She points out, however, that it is possible to translate the intent of the joke, and to retain the invariant core of the colour red and the reference to a newspaper, by substituting a different riddle that relies upon metaphor, albeit that the homophonic play upon words is lost. She gives the following example in French, which relies upon the facts that L'Humanité is the newspaper of the French Communist Party, and that, as "red" has in English, "rouge" in French has political connotations of Communism:[3]

Q: Qu'est qui/Quel journal est tout rouge et noir et blanc?
A: L'Humanité

She also gives a similar example in Italian, this time using the newspaper of the Italian Communist Party (L'Unità), noting that in Italian the order of black and white is the reverse of that in English, since "nero e bianco" is a marked form, and that for prosodic naturalness "rosso" must come first:[3]

Q: Quale giornale è rosso, bianco e nero?
A: L'Unità

For German, she gives this example, which again, like Italian, requires the colour adjectives to be in a different order:[3]

Q: Was ist rot, schwarz und weiss?
A: Die tageszeitung

Alternative, mainly literal, answers to the riddle exist, that parody the canonical form of the riddle, including "an embarrassed (or sunburned) zebra (or skunk)", "a chocolate sundae with ketchup on top", and "a crossword done in red ink".[4] Portnoy[5] describes these answers as "adequate, but not clever", because they lack the homophonic pun.

Famous uses[edit]

On 2009, Jason Jones asked the question to Bill Keller, the editor of The New York Times, and quickly answered back: "Your balance sheet".[6]

Jimmy Kimmel at the 2012 White House Correspondent's Dinner did this joke and replied: "Nothing anymore", in an allusion to the death of print news.[7]

See also[edit]

References[edit]

  1. ^ a b c Mac E. Barrick (July–September 1974). "The Newspaper Riddle Joke". The Journal of American Folklore 87 (345): 253–257. doi:10.2307/538740. 
  2. ^ George Yule (1996). The Study of Language.

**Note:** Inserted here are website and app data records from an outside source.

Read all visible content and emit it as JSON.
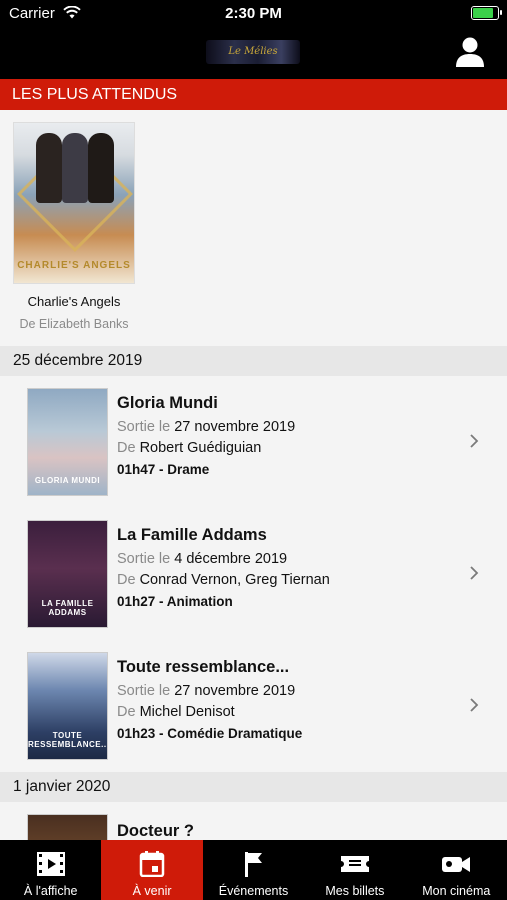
{
  "status_bar": {
    "carrier": "Carrier",
    "time": "2:30 PM"
  },
  "nav": {
    "logo_text": "Le Mélies"
  },
  "featured_section": {
    "header": "LES PLUS ATTENDUS",
    "items": [
      {
        "title": "Charlie's Angels",
        "director": "De Elizabeth Banks",
        "poster_text": "CHARLIE'S ANGELS"
      }
    ]
  },
  "groups": [
    {
      "date": "25 décembre 2019",
      "movies": [
        {
          "title": "Gloria Mundi",
          "release_prefix": "Sortie le",
          "release_date": "27 novembre 2019",
          "director_prefix": "De",
          "director": "Robert Guédiguian",
          "meta": "01h47 - Drame",
          "poster_text": "GLORIA MUNDI"
        },
        {
          "title": "La Famille Addams",
          "release_prefix": "Sortie le",
          "release_date": "4 décembre 2019",
          "director_prefix": "De",
          "director": "Conrad Vernon, Greg Tiernan",
          "meta": "01h27 - Animation",
          "poster_text": "LA FAMILLE ADDAMS"
        },
        {
          "title": "Toute ressemblance...",
          "release_prefix": "Sortie le",
          "release_date": "27 novembre 2019",
          "director_prefix": "De",
          "director": "Michel Denisot",
          "meta": "01h23 - Comédie Dramatique",
          "poster_text": "TOUTE RESSEMBLANCE..."
        }
      ]
    },
    {
      "date": "1 janvier 2020",
      "movies": [
        {
          "title": "Docteur ?"
        }
      ]
    }
  ],
  "tabs": [
    {
      "label": "À l'affiche",
      "icon": "film-icon",
      "active": false
    },
    {
      "label": "À venir",
      "icon": "calendar-icon",
      "active": true
    },
    {
      "label": "Événements",
      "icon": "flag-icon",
      "active": false
    },
    {
      "label": "Mes billets",
      "icon": "ticket-icon",
      "active": false
    },
    {
      "label": "Mon cinéma",
      "icon": "video-camera-icon",
      "active": false
    }
  ],
  "colors": {
    "accent_red": "#cf1b09",
    "bar_black": "#000000",
    "battery_green": "#3bd14a"
  }
}
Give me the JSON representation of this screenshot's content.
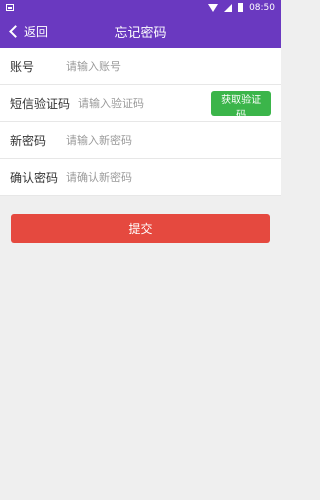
{
  "status_bar": {
    "time": "08:50",
    "icons": [
      "notification-icon",
      "wifi-icon",
      "signal-icon",
      "battery-icon"
    ]
  },
  "header": {
    "back_label": "返回",
    "title": "忘记密码",
    "background": "#6a39c0"
  },
  "form": {
    "account": {
      "label": "账号",
      "placeholder": "请输入账号",
      "value": ""
    },
    "sms_code": {
      "label": "短信验证码",
      "placeholder": "请输入验证码",
      "value": "",
      "button_label": "获取验证码"
    },
    "new_password": {
      "label": "新密码",
      "placeholder": "请输入新密码",
      "value": ""
    },
    "confirm_password": {
      "label": "确认密码",
      "placeholder": "请确认新密码",
      "value": ""
    }
  },
  "submit": {
    "label": "提交"
  },
  "colors": {
    "primary": "#6a39c0",
    "code_button": "#3bb54a",
    "submit_button": "#e5493f",
    "page_background": "#efefef"
  }
}
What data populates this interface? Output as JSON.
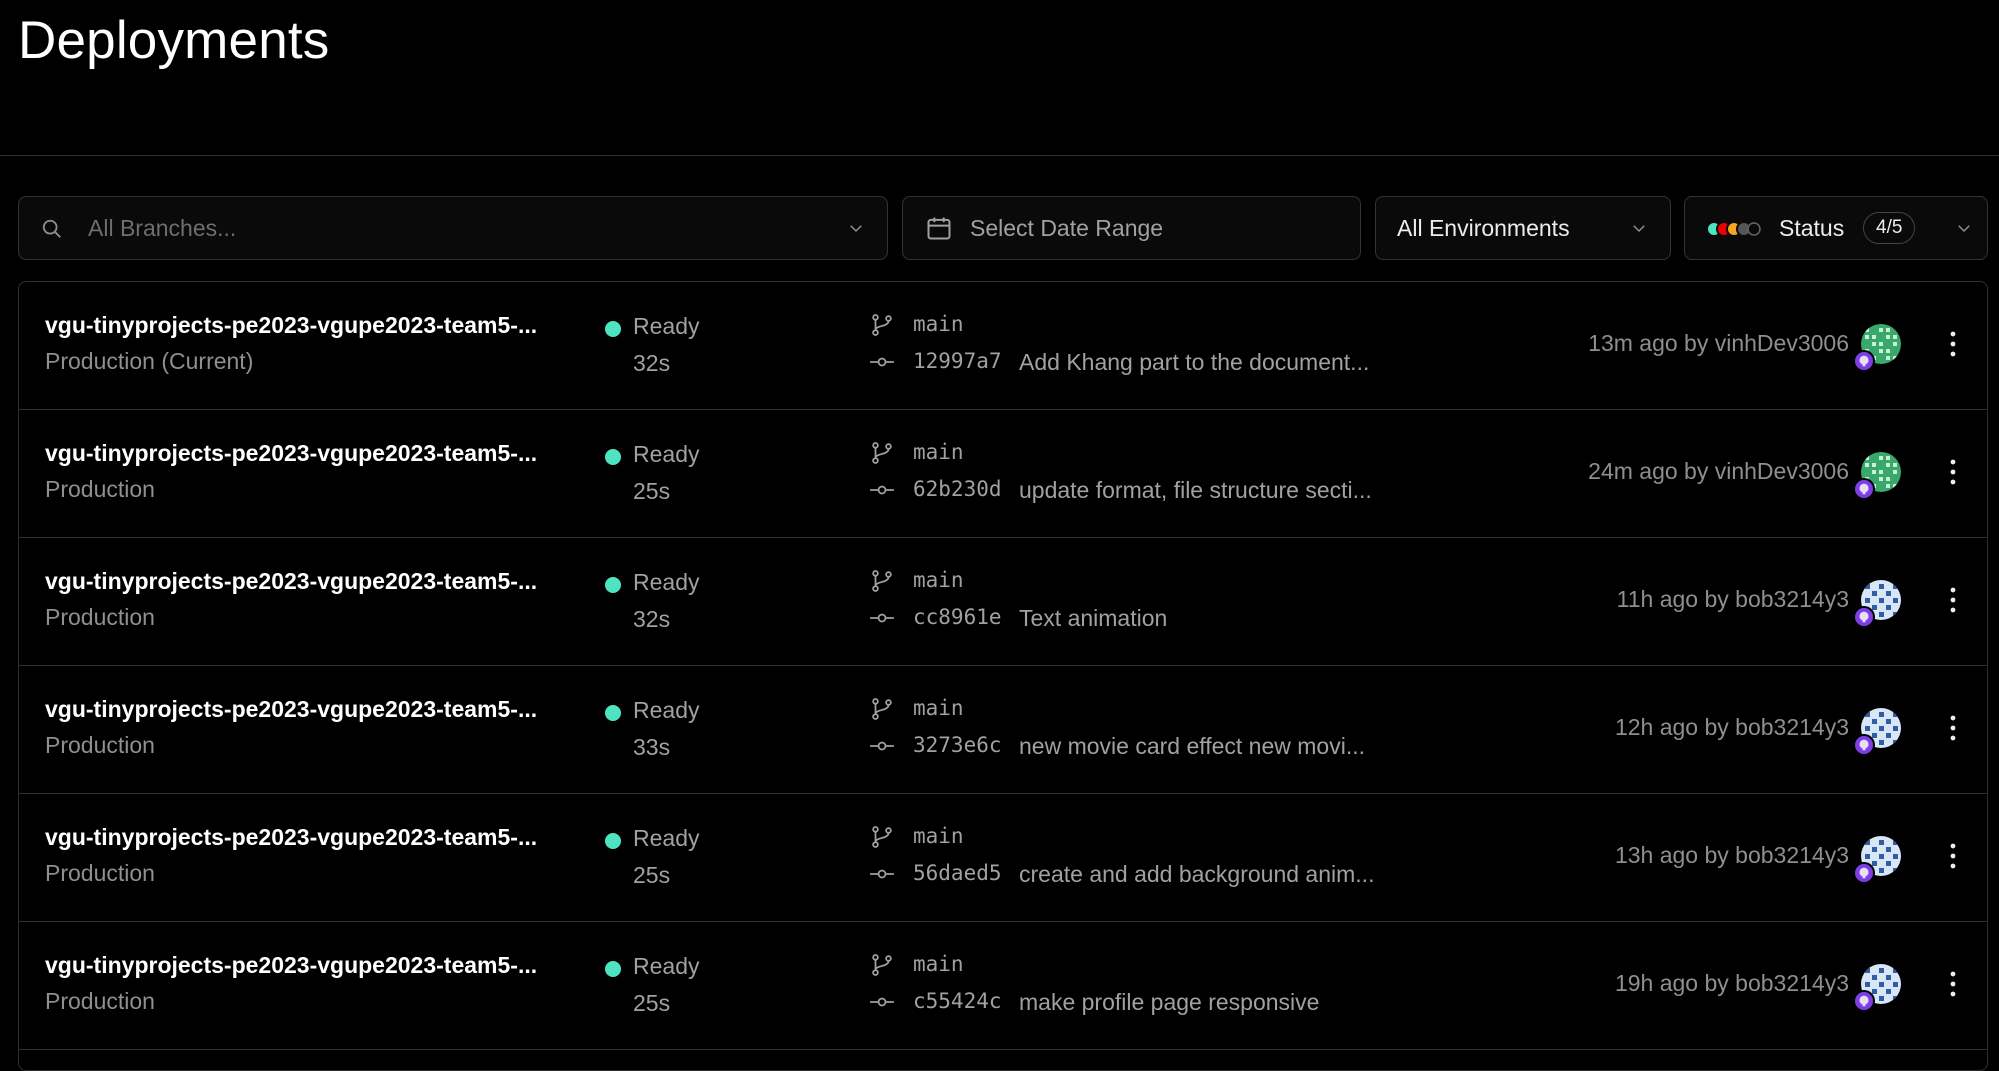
{
  "header": {
    "title": "Deployments"
  },
  "filters": {
    "branches_placeholder": "All Branches...",
    "date_range_label": "Select Date Range",
    "environments_label": "All Environments",
    "status_label": "Status",
    "status_count": "4/5"
  },
  "colors": {
    "ready": "#50e3c2",
    "status_dots": [
      "#50e3c2",
      "#ee0000",
      "#f5a623",
      "#666666",
      "#333333"
    ]
  },
  "deployments": [
    {
      "project": "vgu-tinyprojects-pe2023-vgupe2023-team5-...",
      "environment": "Production (Current)",
      "status": "Ready",
      "duration": "32s",
      "branch": "main",
      "sha": "12997a7",
      "message": "Add Khang part to the document...",
      "meta": "13m ago by vinhDev3006",
      "avatar": "green-identicon"
    },
    {
      "project": "vgu-tinyprojects-pe2023-vgupe2023-team5-...",
      "environment": "Production",
      "status": "Ready",
      "duration": "25s",
      "branch": "main",
      "sha": "62b230d",
      "message": "update format, file structure secti...",
      "meta": "24m ago by vinhDev3006",
      "avatar": "green-identicon"
    },
    {
      "project": "vgu-tinyprojects-pe2023-vgupe2023-team5-...",
      "environment": "Production",
      "status": "Ready",
      "duration": "32s",
      "branch": "main",
      "sha": "cc8961e",
      "message": "Text animation",
      "meta": "11h ago by bob3214y3",
      "avatar": "blue-identicon"
    },
    {
      "project": "vgu-tinyprojects-pe2023-vgupe2023-team5-...",
      "environment": "Production",
      "status": "Ready",
      "duration": "33s",
      "branch": "main",
      "sha": "3273e6c",
      "message": "new movie card effect new movi...",
      "meta": "12h ago by bob3214y3",
      "avatar": "blue-identicon"
    },
    {
      "project": "vgu-tinyprojects-pe2023-vgupe2023-team5-...",
      "environment": "Production",
      "status": "Ready",
      "duration": "25s",
      "branch": "main",
      "sha": "56daed5",
      "message": "create and add background anim...",
      "meta": "13h ago by bob3214y3",
      "avatar": "blue-identicon"
    },
    {
      "project": "vgu-tinyprojects-pe2023-vgupe2023-team5-...",
      "environment": "Production",
      "status": "Ready",
      "duration": "25s",
      "branch": "main",
      "sha": "c55424c",
      "message": "make profile page responsive",
      "meta": "19h ago by bob3214y3",
      "avatar": "blue-identicon"
    }
  ]
}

Cambridge University Press. p. 122. ISBN 0-521-56851-X. 
  3. ^ a b c d Delia Chiaro (1992). The Language of Jokes: analysing verbal play. Routledge. pp. 92–93. ISBN 0-415-03090-0. 
  4. ^ New York Folklore Society (1945). New York Folklore Quarterly. Cornell University Press. p. 247. 
  5. ^ Phyllis Portnoy (2006). The Remnant: Essays on a Theme in Old English Verse. Runetree. p. 32. ISBN 1-898-57710-2. 
  6. ^ End Times - The Daily Show with Jon Stewart - 06/10/09 - Video Clip | Comedy Central
  7. ^ Jimmy Kimmel at the White House Correspondent's Dinner- http://www.youtube.com/watch?feature=player_embedded&v=pazhvZ-FnNg